Security of storage networks is a significant concern for more than 50 per cent of respondents to the 2003 Storage Survey. Networked storage extends the vulnerability of company data to new access points, such as switches, routers, and bridges, and through direct remote access to storage devices. In response, 43 per cent of survey respondents have deployed security products for networked storage, and 23 per cent more will soon follow.
Ideally, each entry point to networked storage has a gatekeeper, namely the IPsec protocol, to prevent tampering. For this to happen, vendors must include security mechanism in their devices. Major vendors such as Cisco and Brocade are working to that effect. But even a future with VPN authentication at every SAN access point will require administrators to consolidate and monitor consistent security policies across various vendors’ implementations.
As a restricted environment, Fibre Channel networks are less exposed to intruders than the ubiquitous IP networks and offer practical methods to limit access only to trusted devices in the network, such as LUN (logical unit number) masking and zoning. But as more IT staffs integrate the two technologies, the risk of break-ins increases. In addition, those techniques protect the storage device rather than the data, so moving data to a different device could leave it unprotected.
Securing storage networks is no trivial problem, so the Storage Networking Industry Association (SNIA) last year formed a body called the Storage Security Industry Forum to act as evangelist and promoter of improved storage networks security. This group is supported by vendor members.
It is too soon to predict what solutions the SNIA security forum will deliver, or when.
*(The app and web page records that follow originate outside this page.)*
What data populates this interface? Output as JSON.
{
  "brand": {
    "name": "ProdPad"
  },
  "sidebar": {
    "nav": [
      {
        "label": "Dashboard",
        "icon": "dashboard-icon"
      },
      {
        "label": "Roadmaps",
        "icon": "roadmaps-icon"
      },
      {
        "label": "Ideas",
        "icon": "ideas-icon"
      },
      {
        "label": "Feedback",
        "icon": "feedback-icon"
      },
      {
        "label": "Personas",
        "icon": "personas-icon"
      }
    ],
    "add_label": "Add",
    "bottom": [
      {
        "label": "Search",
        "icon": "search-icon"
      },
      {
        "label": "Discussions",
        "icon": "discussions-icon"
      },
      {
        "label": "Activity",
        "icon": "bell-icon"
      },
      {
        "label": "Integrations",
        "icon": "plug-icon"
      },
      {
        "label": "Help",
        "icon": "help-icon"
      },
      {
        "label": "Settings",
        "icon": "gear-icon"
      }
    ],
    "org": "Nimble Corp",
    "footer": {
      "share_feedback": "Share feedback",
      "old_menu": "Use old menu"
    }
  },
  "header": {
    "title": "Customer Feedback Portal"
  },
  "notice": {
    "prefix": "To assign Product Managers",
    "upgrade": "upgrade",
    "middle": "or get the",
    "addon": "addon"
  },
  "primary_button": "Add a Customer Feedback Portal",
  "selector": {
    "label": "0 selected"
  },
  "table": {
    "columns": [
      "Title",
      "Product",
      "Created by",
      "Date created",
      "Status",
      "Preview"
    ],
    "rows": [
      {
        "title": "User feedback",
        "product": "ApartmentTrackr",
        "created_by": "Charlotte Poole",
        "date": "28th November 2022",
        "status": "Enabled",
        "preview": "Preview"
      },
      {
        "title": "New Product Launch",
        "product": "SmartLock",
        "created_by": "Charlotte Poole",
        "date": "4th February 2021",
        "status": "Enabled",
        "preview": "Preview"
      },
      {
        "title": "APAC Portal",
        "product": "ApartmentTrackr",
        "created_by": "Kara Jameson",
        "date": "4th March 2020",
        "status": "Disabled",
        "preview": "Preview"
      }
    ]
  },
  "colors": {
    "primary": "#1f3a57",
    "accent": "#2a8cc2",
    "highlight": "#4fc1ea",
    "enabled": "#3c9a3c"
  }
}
But some vendors are already offering devices that tackle the problem at the source; they use intermediate boxes to enforce strong encryption algorithms, wrapping an entire Fibre Channel SAN with end-to-end authentication and data protection.